*** Data to use ***
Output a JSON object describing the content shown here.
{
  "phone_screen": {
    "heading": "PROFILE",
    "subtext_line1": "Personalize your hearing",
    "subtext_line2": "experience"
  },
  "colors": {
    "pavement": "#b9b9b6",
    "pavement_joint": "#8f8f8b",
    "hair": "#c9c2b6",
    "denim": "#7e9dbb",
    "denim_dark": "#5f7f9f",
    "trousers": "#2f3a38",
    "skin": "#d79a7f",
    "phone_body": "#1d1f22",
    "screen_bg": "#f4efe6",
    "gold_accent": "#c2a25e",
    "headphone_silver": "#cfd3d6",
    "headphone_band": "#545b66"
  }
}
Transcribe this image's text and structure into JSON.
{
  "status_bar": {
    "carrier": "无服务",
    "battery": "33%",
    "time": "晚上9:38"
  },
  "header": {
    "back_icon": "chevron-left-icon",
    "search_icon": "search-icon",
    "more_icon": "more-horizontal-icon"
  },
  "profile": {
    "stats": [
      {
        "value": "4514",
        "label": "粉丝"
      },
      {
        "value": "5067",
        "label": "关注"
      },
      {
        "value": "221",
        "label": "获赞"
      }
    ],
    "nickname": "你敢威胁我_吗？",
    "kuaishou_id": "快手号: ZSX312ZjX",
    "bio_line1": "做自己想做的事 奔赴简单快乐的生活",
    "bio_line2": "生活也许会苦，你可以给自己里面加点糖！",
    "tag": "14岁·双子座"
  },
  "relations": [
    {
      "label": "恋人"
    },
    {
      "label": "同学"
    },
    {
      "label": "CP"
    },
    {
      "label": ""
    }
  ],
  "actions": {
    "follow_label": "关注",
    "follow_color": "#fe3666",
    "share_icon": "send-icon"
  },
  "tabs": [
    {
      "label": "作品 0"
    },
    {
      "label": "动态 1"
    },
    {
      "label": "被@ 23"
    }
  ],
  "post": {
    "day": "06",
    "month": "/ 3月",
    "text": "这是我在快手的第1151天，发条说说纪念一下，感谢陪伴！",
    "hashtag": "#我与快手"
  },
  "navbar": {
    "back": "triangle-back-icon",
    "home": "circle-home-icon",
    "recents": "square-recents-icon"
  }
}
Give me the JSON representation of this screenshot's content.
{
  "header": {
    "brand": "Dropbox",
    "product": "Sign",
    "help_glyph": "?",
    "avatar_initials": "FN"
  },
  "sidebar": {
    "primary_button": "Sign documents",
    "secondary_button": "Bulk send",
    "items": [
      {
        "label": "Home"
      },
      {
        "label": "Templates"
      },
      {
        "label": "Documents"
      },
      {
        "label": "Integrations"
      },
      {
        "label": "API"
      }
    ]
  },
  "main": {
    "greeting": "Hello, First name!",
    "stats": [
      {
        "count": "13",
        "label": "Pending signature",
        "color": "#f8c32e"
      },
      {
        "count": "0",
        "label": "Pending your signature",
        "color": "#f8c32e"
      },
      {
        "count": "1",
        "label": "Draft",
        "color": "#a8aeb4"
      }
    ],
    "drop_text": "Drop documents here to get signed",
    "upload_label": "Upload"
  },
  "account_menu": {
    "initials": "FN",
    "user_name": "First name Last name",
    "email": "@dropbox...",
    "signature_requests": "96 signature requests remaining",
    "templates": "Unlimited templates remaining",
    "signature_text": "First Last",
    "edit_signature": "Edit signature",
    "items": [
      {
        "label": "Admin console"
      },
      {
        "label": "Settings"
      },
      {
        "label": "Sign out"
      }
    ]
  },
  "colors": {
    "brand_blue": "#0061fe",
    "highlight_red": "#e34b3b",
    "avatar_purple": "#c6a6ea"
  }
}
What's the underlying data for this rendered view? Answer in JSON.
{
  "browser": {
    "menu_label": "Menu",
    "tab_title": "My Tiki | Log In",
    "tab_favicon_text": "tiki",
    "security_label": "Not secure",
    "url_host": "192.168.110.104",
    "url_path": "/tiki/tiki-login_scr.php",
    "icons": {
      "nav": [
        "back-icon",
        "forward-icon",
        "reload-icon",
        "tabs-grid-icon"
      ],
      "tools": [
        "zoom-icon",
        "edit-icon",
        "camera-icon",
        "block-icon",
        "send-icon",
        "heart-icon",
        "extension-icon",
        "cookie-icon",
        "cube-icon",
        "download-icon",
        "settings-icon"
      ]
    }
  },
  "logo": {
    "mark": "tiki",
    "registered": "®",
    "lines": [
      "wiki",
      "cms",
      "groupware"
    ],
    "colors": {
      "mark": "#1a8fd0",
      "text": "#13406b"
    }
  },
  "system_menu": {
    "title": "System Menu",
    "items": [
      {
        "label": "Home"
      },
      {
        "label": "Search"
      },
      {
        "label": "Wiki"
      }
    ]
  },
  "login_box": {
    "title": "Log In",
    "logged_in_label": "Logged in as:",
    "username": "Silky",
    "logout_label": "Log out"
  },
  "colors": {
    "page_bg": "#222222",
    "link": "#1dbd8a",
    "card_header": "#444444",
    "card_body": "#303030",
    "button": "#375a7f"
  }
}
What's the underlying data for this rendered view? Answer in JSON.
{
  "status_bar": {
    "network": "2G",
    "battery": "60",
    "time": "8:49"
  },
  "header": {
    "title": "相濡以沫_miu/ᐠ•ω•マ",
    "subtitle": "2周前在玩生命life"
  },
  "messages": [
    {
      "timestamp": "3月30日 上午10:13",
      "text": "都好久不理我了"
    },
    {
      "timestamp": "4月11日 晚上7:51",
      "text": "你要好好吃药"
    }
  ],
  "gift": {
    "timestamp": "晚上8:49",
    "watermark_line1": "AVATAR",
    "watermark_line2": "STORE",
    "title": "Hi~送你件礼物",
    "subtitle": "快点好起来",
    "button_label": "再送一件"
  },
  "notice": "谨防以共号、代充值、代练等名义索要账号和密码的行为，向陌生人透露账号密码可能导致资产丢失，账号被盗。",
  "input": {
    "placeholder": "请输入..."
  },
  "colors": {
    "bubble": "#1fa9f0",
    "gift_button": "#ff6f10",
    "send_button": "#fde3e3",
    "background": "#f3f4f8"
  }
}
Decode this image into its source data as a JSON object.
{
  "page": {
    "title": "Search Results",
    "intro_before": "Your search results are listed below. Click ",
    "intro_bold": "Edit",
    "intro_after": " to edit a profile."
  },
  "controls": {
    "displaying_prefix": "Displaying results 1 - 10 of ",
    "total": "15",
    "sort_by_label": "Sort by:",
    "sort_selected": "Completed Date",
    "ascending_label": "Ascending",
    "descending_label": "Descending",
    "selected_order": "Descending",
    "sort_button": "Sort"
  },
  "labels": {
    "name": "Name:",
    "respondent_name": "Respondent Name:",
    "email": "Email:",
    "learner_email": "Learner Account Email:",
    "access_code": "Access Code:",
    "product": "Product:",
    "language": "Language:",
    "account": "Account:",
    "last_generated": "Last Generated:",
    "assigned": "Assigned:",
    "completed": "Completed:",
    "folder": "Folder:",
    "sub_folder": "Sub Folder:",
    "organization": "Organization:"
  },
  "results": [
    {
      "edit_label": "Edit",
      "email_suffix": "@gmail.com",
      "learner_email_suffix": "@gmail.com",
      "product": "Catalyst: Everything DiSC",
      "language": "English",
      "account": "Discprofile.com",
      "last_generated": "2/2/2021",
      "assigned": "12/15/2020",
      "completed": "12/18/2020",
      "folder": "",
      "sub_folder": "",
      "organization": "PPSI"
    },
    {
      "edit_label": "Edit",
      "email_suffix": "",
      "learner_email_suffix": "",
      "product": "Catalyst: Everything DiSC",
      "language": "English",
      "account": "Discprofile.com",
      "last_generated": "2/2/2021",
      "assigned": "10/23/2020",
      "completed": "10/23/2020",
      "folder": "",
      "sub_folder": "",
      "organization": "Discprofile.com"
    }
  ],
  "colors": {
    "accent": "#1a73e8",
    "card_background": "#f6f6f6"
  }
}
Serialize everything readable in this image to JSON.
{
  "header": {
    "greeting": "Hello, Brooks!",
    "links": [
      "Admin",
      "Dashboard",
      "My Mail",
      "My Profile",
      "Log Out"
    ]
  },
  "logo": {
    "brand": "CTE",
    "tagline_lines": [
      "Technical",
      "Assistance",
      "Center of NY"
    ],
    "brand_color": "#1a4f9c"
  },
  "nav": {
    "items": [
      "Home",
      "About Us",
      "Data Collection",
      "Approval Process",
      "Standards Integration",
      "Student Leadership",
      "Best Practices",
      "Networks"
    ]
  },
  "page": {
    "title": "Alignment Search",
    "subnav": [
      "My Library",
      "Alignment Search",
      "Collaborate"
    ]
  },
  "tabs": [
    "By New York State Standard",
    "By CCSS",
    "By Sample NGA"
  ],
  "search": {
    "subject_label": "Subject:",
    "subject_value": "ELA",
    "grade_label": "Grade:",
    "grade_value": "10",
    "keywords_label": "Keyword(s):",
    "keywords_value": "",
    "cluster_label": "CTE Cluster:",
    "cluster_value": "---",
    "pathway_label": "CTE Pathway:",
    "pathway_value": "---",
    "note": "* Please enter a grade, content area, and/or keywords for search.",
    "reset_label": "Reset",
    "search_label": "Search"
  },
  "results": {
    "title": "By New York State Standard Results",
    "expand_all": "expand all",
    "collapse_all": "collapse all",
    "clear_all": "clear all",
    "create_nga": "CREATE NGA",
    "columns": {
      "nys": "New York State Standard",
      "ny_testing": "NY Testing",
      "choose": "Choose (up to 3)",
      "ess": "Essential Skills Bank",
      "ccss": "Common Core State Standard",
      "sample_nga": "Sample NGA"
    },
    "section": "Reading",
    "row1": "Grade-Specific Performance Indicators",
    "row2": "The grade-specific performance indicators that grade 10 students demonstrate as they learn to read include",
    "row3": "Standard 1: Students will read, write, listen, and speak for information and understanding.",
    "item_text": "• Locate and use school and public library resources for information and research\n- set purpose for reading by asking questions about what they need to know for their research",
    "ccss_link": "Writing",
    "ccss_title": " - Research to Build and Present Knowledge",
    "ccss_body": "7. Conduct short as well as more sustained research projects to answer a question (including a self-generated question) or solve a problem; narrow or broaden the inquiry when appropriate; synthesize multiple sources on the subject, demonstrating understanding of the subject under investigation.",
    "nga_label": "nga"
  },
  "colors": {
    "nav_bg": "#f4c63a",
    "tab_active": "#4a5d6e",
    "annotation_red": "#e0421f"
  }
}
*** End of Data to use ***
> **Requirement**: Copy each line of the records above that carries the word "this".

> **Exercise result**:
Transcribe this image's text and structure into JSON.
Give me the JSON representation of this screenshot's content.
What's the underlying data for this rendered view? Answer in JSON.
What's the underlying data for this rendered view? Answer in JSON.
Decode this image into its source data as a JSON object.
Serialize everything readable in this image to JSON.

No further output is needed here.